transmission line is loose @ connection, or has a hole(leak) in the line, even a crack in housing. trans is a large pump, high pressure, if you have a leak, just start your car and look under it, you'll know real quik.
How bad it is leaking? You certainly don't want to run a car with low transmission fluid as it will surely do internal damage. Most common leak areas are at the pan gasket or the transmission cooler lines that go to the radiator. Next most common areas are at the output shaft seals and around sensors or plugs on the transmission. If you replace any cooler lines with hose, make sure you use transmission hose. This will handle the pressure and the chemical resistance that other hoses will not stand up to. Also be sure to KNOW what transmission fluid is needed. One size does not fit all!
The transmission and engine are there own entities. Unfortuantly the radiator in some vehicles cool the tranny fluid. Its possable when the coolant lines were disconnected from the transmission or from the radiator, the seal was broken on the radiator where the line goes in from the radiator, so you wont see it because its internal. This will allow trans fluid to enter into the radiator. Be careful with trans fluid mixed with the coolant may cause engine damage.

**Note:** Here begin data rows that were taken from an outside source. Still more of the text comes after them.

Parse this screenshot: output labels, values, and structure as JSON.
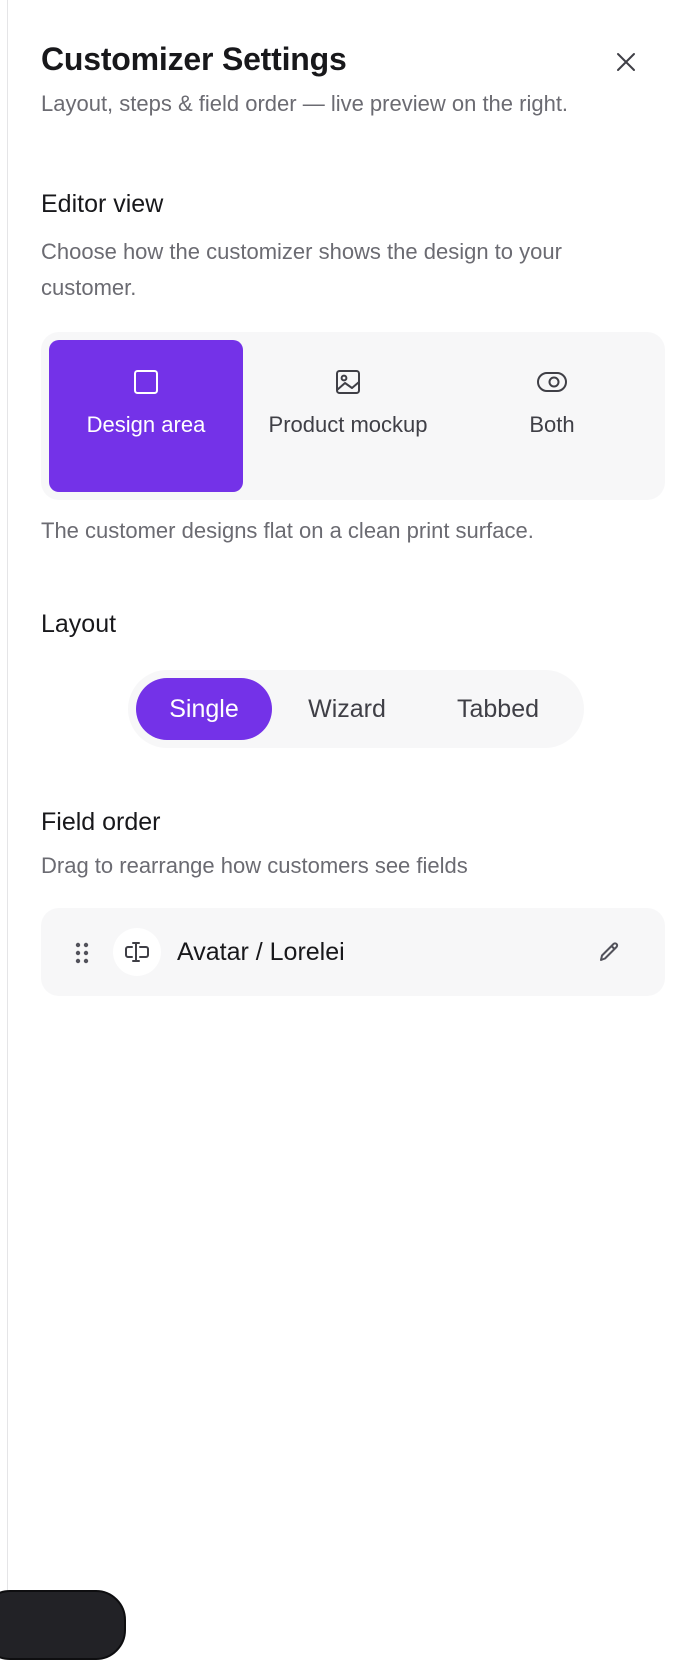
{
  "header": {
    "title": "Customizer Settings",
    "subtitle": "Layout, steps & field order — live preview on the right.",
    "close_icon": "close-icon"
  },
  "editor_view": {
    "title": "Editor view",
    "description": "Choose how the customizer shows the design to your customer.",
    "options": [
      {
        "label": "Design area",
        "icon": "square-icon",
        "selected": true
      },
      {
        "label": "Product mockup",
        "icon": "image-icon",
        "selected": false
      },
      {
        "label": "Both",
        "icon": "eye-icon",
        "selected": false
      }
    ],
    "note": "The customer designs flat on a clean print surface."
  },
  "layout": {
    "title": "Layout",
    "options": [
      {
        "label": "Single",
        "selected": true
      },
      {
        "label": "Wizard",
        "selected": false
      },
      {
        "label": "Tabbed",
        "selected": false
      }
    ]
  },
  "field_order": {
    "title": "Field order",
    "description": "Drag to rearrange how customers see fields",
    "fields": [
      {
        "label": "Avatar / Lorelei",
        "icon": "text-field-icon",
        "action_icon": "pencil-icon"
      }
    ]
  },
  "colors": {
    "accent": "#7432e8",
    "surface": "#f7f7f8",
    "muted_text": "#6b6b72",
    "text": "#18181b"
  }
}
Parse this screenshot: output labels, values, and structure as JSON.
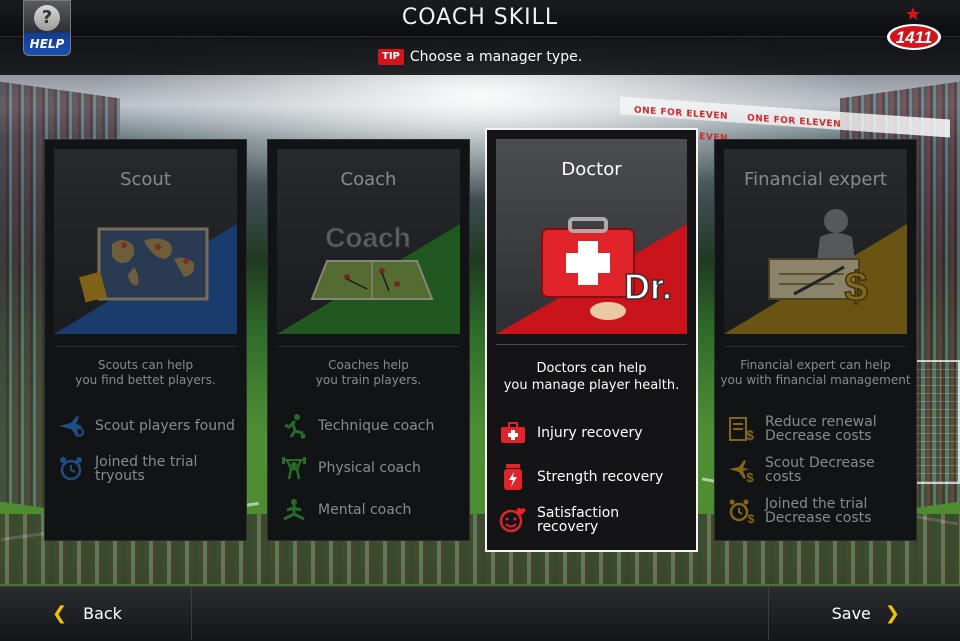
{
  "header": {
    "title": "COACH SKILL",
    "help_label": "HELP",
    "help_glyph": "?",
    "logo_text": "1411"
  },
  "tip": {
    "badge": "TIP",
    "text": "Choose a manager type."
  },
  "background": {
    "banner_text": "ONE FOR ELEVEN"
  },
  "cards": [
    {
      "name": "Scout",
      "desc_line1": "Scouts can help",
      "desc_line2": "you find bettet players.",
      "accent": "#1f5fb4",
      "state": "unselected",
      "features": [
        {
          "icon": "plane-search-icon",
          "line1": "Scout players found",
          "line2": ""
        },
        {
          "icon": "alarm-clock-icon",
          "line1": "Joined the trial",
          "line2": "tryouts"
        }
      ]
    },
    {
      "name": "Coach",
      "art_text": "Coach",
      "desc_line1": "Coaches help",
      "desc_line2": "you train players.",
      "accent": "#2e8f2a",
      "state": "unselected",
      "features": [
        {
          "icon": "kicking-player-icon",
          "line1": "Technique coach",
          "line2": ""
        },
        {
          "icon": "weightlifter-icon",
          "line1": "Physical coach",
          "line2": ""
        },
        {
          "icon": "meditation-icon",
          "line1": "Mental coach",
          "line2": ""
        }
      ]
    },
    {
      "name": "Doctor",
      "art_text": "Dr.",
      "desc_line1": "Doctors can help",
      "desc_line2": "you manage player health.",
      "accent": "#c8141a",
      "state": "selected",
      "features": [
        {
          "icon": "first-aid-kit-icon",
          "line1": "Injury recovery",
          "line2": ""
        },
        {
          "icon": "energy-drink-icon",
          "line1": "Strength recovery",
          "line2": ""
        },
        {
          "icon": "smiley-heart-icon",
          "line1": "Satisfaction",
          "line2": "recovery"
        }
      ]
    },
    {
      "name": "Financial expert",
      "desc_line1": "Financial expert can help",
      "desc_line2": "you with financial management",
      "accent": "#b08a12",
      "state": "unselected",
      "features": [
        {
          "icon": "contract-dollar-icon",
          "line1": "Reduce renewal",
          "line2": "Decrease costs"
        },
        {
          "icon": "plane-dollar-icon",
          "line1": "Scout Decrease",
          "line2": "costs"
        },
        {
          "icon": "alarm-dollar-icon",
          "line1": "Joined the trial",
          "line2": "Decrease costs"
        }
      ]
    }
  ],
  "footer": {
    "back_label": "Back",
    "save_label": "Save",
    "accent": "#f2c400"
  }
}
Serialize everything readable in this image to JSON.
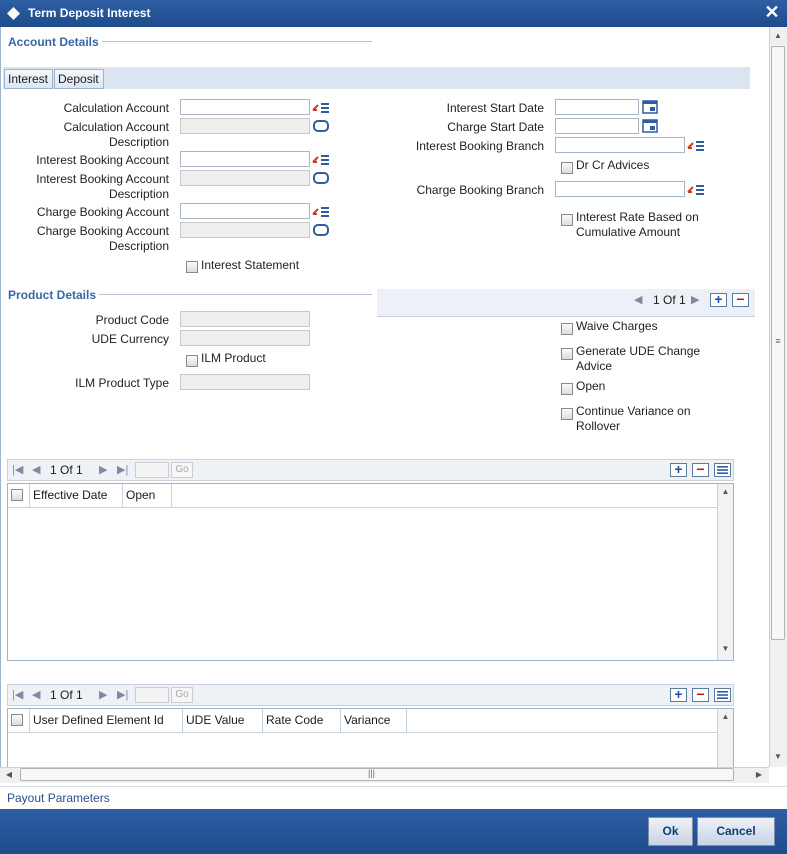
{
  "window": {
    "title": "Term Deposit Interest"
  },
  "account_details": {
    "section_title": "Account Details",
    "tabs": [
      "Interest",
      "Deposit"
    ],
    "left_fields": [
      {
        "label1": "Calculation Account",
        "label2": "",
        "value": "",
        "readonly": false,
        "icon": "lov-icon"
      },
      {
        "label1": "Calculation Account",
        "label2": "Description",
        "value": "",
        "readonly": true,
        "icon": "refresh-icon"
      },
      {
        "label1": "Interest Booking Account",
        "label2": "",
        "value": "",
        "readonly": false,
        "icon": "lov-icon"
      },
      {
        "label1": "Interest Booking Account",
        "label2": "Description",
        "value": "",
        "readonly": true,
        "icon": "refresh-icon"
      },
      {
        "label1": "Charge Booking Account",
        "label2": "",
        "value": "",
        "readonly": false,
        "icon": "lov-icon"
      },
      {
        "label1": "Charge Booking Account",
        "label2": "Description",
        "value": "",
        "readonly": true,
        "icon": "refresh-icon"
      }
    ],
    "interest_statement": "Interest Statement",
    "right_fields": {
      "interest_start_date": "Interest Start Date",
      "charge_start_date": "Charge Start Date",
      "interest_booking_branch": "Interest Booking Branch",
      "dr_cr_advices": "Dr Cr Advices",
      "charge_booking_branch": "Charge Booking Branch",
      "rate_cumulative_1": "Interest Rate Based on",
      "rate_cumulative_2": "Cumulative Amount"
    }
  },
  "product_details": {
    "section_title": "Product Details",
    "product_code": "Product Code",
    "ude_currency": "UDE Currency",
    "ilm_product": "ILM Product",
    "ilm_product_type": "ILM Product Type",
    "pager": "1 Of 1",
    "waive_charges": "Waive Charges",
    "gen_ude_1": "Generate UDE Change",
    "gen_ude_2": "Advice",
    "open": "Open",
    "cont_var_1": "Continue Variance on",
    "cont_var_2": "Rollover"
  },
  "grid1": {
    "pager": "1 Of 1",
    "go": "Go",
    "columns": [
      "Effective Date",
      "Open"
    ]
  },
  "grid2": {
    "pager": "1 Of 1",
    "go": "Go",
    "columns": [
      "User Defined Element Id",
      "UDE Value",
      "Rate Code",
      "Variance"
    ]
  },
  "payout_link": "Payout Parameters",
  "buttons": {
    "ok": "Ok",
    "cancel": "Cancel"
  },
  "colors": {
    "titlebar": "#2a5a9f",
    "section_title": "#3767a6",
    "footer": "#2a5a9f"
  }
}
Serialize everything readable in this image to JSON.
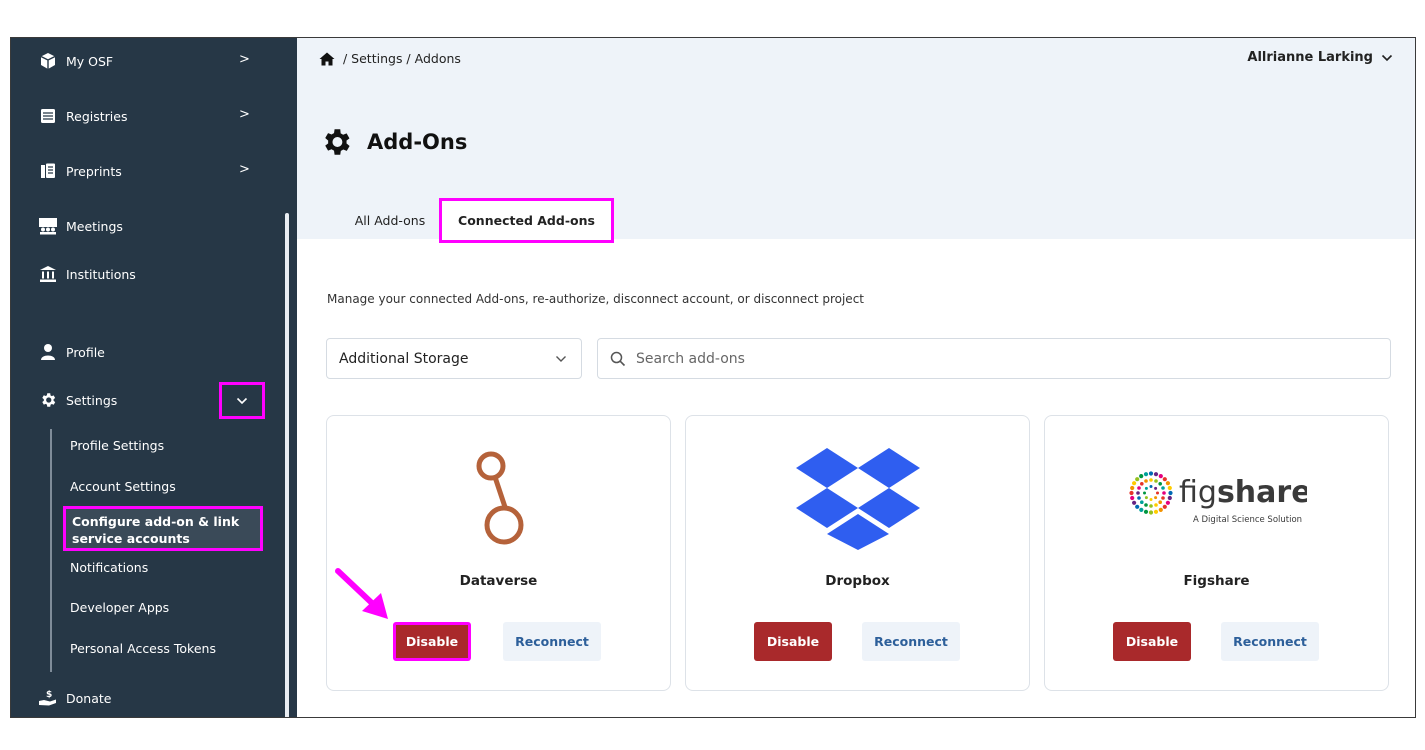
{
  "sidebar": {
    "items": [
      {
        "label": "My OSF",
        "icon": "cube-icon"
      },
      {
        "label": "Registries",
        "icon": "registries-icon"
      },
      {
        "label": "Preprints",
        "icon": "preprints-icon"
      },
      {
        "label": "Meetings",
        "icon": "meetings-icon"
      },
      {
        "label": "Institutions",
        "icon": "institution-icon"
      },
      {
        "label": "Profile",
        "icon": "user-icon"
      },
      {
        "label": "Settings",
        "icon": "gear-icon"
      },
      {
        "label": "Donate",
        "icon": "donate-icon"
      }
    ],
    "settings_sub": [
      {
        "label": "Profile Settings"
      },
      {
        "label": "Account Settings"
      },
      {
        "label": "Configure add-on & link service accounts"
      },
      {
        "label": "Notifications"
      },
      {
        "label": "Developer Apps"
      },
      {
        "label": "Personal Access Tokens"
      }
    ]
  },
  "header": {
    "breadcrumb": "/ Settings / Addons",
    "user_name": "Allrianne Larking",
    "page_title": "Add-Ons"
  },
  "tabs": [
    {
      "label": "All Add-ons",
      "active": false
    },
    {
      "label": "Connected Add-ons",
      "active": true
    }
  ],
  "main": {
    "intro": "Manage your connected Add-ons, re-authorize, disconnect account, or disconnect project",
    "filter_value": "Additional Storage",
    "search_placeholder": "Search add-ons"
  },
  "cards": [
    {
      "name": "Dataverse",
      "disable_label": "Disable",
      "reconnect_label": "Reconnect",
      "logo": "dataverse-logo"
    },
    {
      "name": "Dropbox",
      "disable_label": "Disable",
      "reconnect_label": "Reconnect",
      "logo": "dropbox-logo"
    },
    {
      "name": "Figshare",
      "disable_label": "Disable",
      "reconnect_label": "Reconnect",
      "logo": "figshare-logo",
      "logo_text_a": "fig",
      "logo_text_b": "share",
      "logo_tagline": "A Digital Science Solution"
    }
  ],
  "colors": {
    "sidebar_bg": "#263746",
    "header_bg": "#eef3f9",
    "highlight": "#ff00ff",
    "disable_btn": "#a9292b",
    "reconnect_text": "#2d5f9a",
    "dataverse": "#b5623a",
    "dropbox": "#2f5ef0"
  }
}
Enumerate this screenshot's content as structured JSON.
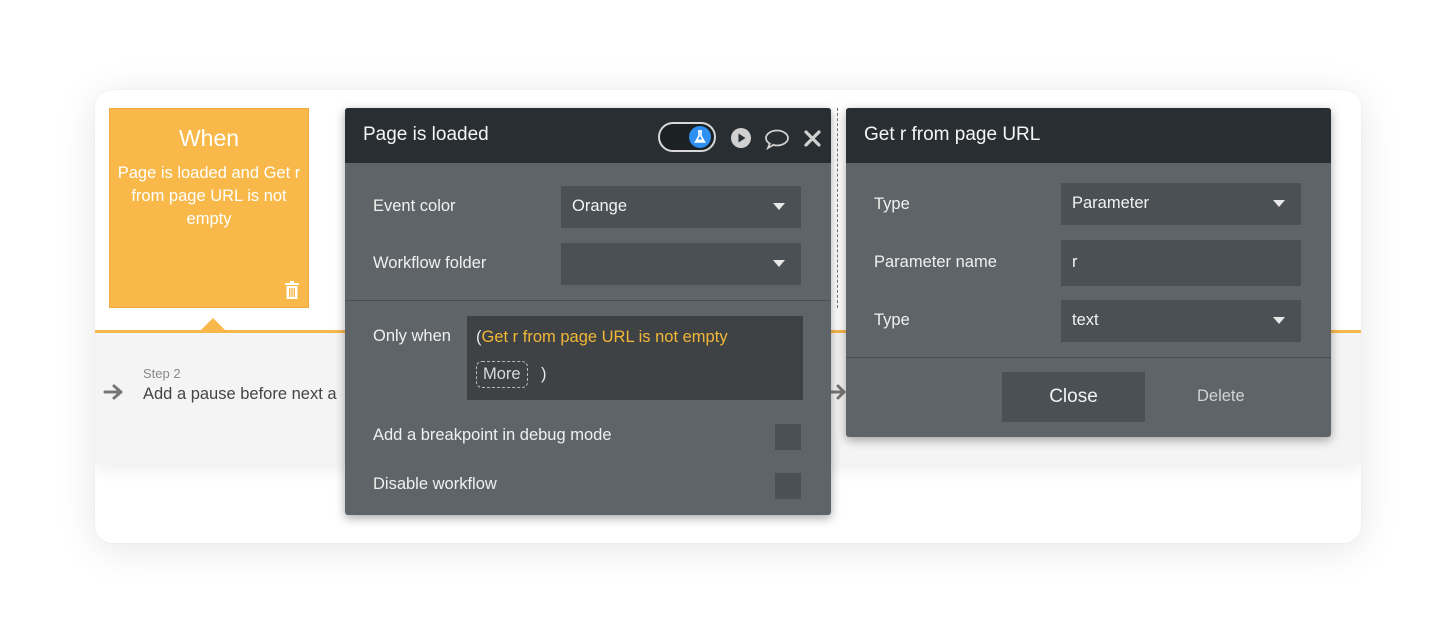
{
  "event_card": {
    "title": "When",
    "description": "Page is loaded and Get r from page URL is not empty"
  },
  "step": {
    "label": "Step 2",
    "title": "Add a pause before next a"
  },
  "event_panel": {
    "title": "Page is loaded",
    "event_color_label": "Event color",
    "event_color_value": "Orange",
    "workflow_folder_label": "Workflow folder",
    "workflow_folder_value": "",
    "only_when_label": "Only when",
    "condition_open_paren": "(",
    "condition_text": "Get r from page URL is not empty",
    "more_label": "More",
    "condition_close_paren": ")",
    "breakpoint_label": "Add a breakpoint in debug mode",
    "disable_label": "Disable workflow"
  },
  "url_panel": {
    "title": "Get r from page URL",
    "type_label": "Type",
    "type_value": "Parameter",
    "param_name_label": "Parameter name",
    "param_name_value": "r",
    "type2_label": "Type",
    "type2_value": "text",
    "close_label": "Close",
    "delete_label": "Delete"
  },
  "colors": {
    "accent_orange": "#f8b94a",
    "panel_bg": "#5f6468",
    "panel_header": "#282e31",
    "condition_text": "#f2b736",
    "toggle_blue": "#2d8ff0"
  },
  "icons": [
    "trash-icon",
    "flask-icon",
    "play-icon",
    "comment-icon",
    "close-icon",
    "arrow-right-icon",
    "dropdown-caret-icon"
  ]
}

Your solution to the problem if this is infact the source would mean replacing the radiator, if you do this be sure to flush the coolant system to rid trans fluid.
I just checked for technical service bulletins and there is nothing for leaks from tranny or lines. Your vehicle is 15 years old if they havent been replaced yet it is possible it it just time to change them. Check where it goes from metal to rubber on the lines that is most likely where it will be wet. If itis wet there more than likely you'll need new lines
starter replacement itself would not effect transmission,check that transmission cooler lines to radiator were not loosend or damaged changing starter.place a piece of cardboard under vehicle to help pinpoint leak.
The fitting is replaceable if you have a flaring kit, because you have to cut the line to replace it. Before you do make sure it is leaking between the line and the fitting. Remove the line from the transmission, dry it off, and wrap the fitting with a layer of thread tape.Reinstall the line being careful not to crossthread the fitting. Push the line all the way into its place and start the fitting by hand.Watch your repair for a while to see exactly where it is leaking, if it still leaks. It would probably be easier to change the line than the fitting.Steel brake line does the trick and usually has the right fittings. If they have to be changed it is a lot easier on a bench than on your back under a car.